Perhaps he exaggerates--what would that be worth on the scrap-metal market?--perhaps not. Sanger seems to vibrate palpably, with the potential energy of a fault line. When he started in Phoenix last June, he claims a cellular car phone blew up in his hand from the heat. One wonders if it weren't turbocharged telekinetic aggravation transmitted from his hand into the fragile mechanism.
CRInc is a 10-year-old company owned by Wellman Inc., an East Coast plastics recycling concern; it has 20-some MRFs in the United States and Europe. Phoenix awarded the company a contract last March that required it to build and operate its own facility and find the markets for the recyclables; CRInc receives a processing fee that is now $36 per ton and in turn it must share one-quarter of the revenues with the city.
Sanger arrived in June and threw together a building in six weeks, as if by force of personality. When the plant is fully operational in February, the CRInc company literature says it will process 120 tons per shift; Sanger says it will do 340.
He walks the big hall where it will all take place, 70,000 square feet. The $6 million of sorting equipment is disassembled on the floor and in the parking lot, enormous slabs of sheet metal, girders, rollers; three giant electromagnets, 12 feet long, six feet wide and weighing 12 tons each; all of it painted industrial green. A couple of engineers stand scratching their heads and staring at blueprints; a couple more crawl dwarfed among the hardware, poking crescent wrenches into remote crevices.
"That is an incline sorting belt," says Sanger, pointing to a pile of steel struts. "That's a BFM-60 shaker, one of the largest in the world. That's the baler--it's a mon-stah!"
Excitedly, he explains how it will all work, how a conveyor will shoot recyclables through a hole in the wall from the tipping floor next door to a platform 30 feet high where six workers will pull out the obvious contaminants, "grass, lumbah."

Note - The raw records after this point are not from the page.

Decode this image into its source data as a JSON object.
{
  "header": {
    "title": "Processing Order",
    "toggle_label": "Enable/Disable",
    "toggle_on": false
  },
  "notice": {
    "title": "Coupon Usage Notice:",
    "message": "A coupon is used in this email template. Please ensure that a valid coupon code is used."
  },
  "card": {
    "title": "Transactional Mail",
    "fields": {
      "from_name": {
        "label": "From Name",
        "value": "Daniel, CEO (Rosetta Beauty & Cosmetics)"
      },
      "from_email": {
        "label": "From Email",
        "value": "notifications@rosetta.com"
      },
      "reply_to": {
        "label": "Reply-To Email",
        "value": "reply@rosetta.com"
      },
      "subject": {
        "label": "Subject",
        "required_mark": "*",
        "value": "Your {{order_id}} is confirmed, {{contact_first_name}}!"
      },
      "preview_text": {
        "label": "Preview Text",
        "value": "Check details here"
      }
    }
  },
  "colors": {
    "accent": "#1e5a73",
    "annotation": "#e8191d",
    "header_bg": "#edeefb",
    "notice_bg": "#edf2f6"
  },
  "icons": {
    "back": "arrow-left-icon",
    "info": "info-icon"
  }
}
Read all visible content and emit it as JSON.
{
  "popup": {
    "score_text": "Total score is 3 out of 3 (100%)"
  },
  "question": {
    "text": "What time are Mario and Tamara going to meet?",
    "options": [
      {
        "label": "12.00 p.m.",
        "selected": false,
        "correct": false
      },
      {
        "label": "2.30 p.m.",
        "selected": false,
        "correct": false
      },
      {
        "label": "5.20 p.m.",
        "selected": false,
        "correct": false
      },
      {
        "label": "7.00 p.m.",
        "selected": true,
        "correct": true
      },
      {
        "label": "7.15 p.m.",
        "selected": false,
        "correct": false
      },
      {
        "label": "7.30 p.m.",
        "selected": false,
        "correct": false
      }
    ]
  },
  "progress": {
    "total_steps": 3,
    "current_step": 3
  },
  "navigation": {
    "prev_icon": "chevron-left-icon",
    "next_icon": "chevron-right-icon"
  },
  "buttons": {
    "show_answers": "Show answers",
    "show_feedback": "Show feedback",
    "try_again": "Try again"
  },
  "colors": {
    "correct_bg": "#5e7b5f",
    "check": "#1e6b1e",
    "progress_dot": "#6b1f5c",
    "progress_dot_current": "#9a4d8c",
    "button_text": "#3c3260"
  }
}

The magnets pull out the iron and steel and launch them into roll-off bins. The rest flows onto a shaking Rube Goldberg platform that sloughs the paper to one side. Chains and screens rattle and shake and flagellate the mass. Bottles and cans drop through holes, bounce along a 20-foot-high mezzanine that runs more than 60 feet along the length of the room. Human sorters behind plastic bubbles separate the glass by colors and send it off to a crusher that shatters it into road-accident-size pellets. Other sorters pull out plastics, PET in one bin, clear and colored HDPE elsewhere. When the giant bins fill below, a light comes on in a nuclear-power-plantlike console, the foreman pushes a button, and the bins roll automatically to a pit and dump. Then the material floats along a conveyor to the baler.
In Sanger's mind, the room is bustling like a painting by Hieronymous Bosch, like a scene from Blade Runner, front-end loaders spitting, strumming, the balers buzzing and humming, the belts bouncing and shaking, oozing milk jugs, old rugs, plastic tubes from shampoo or hair goo, empty bottles of Pepsi-Cola, TV sets from Motorola, kids' shirts, Dad's ties, tins from store-bought pies, boxes, boxes, boxes. . . .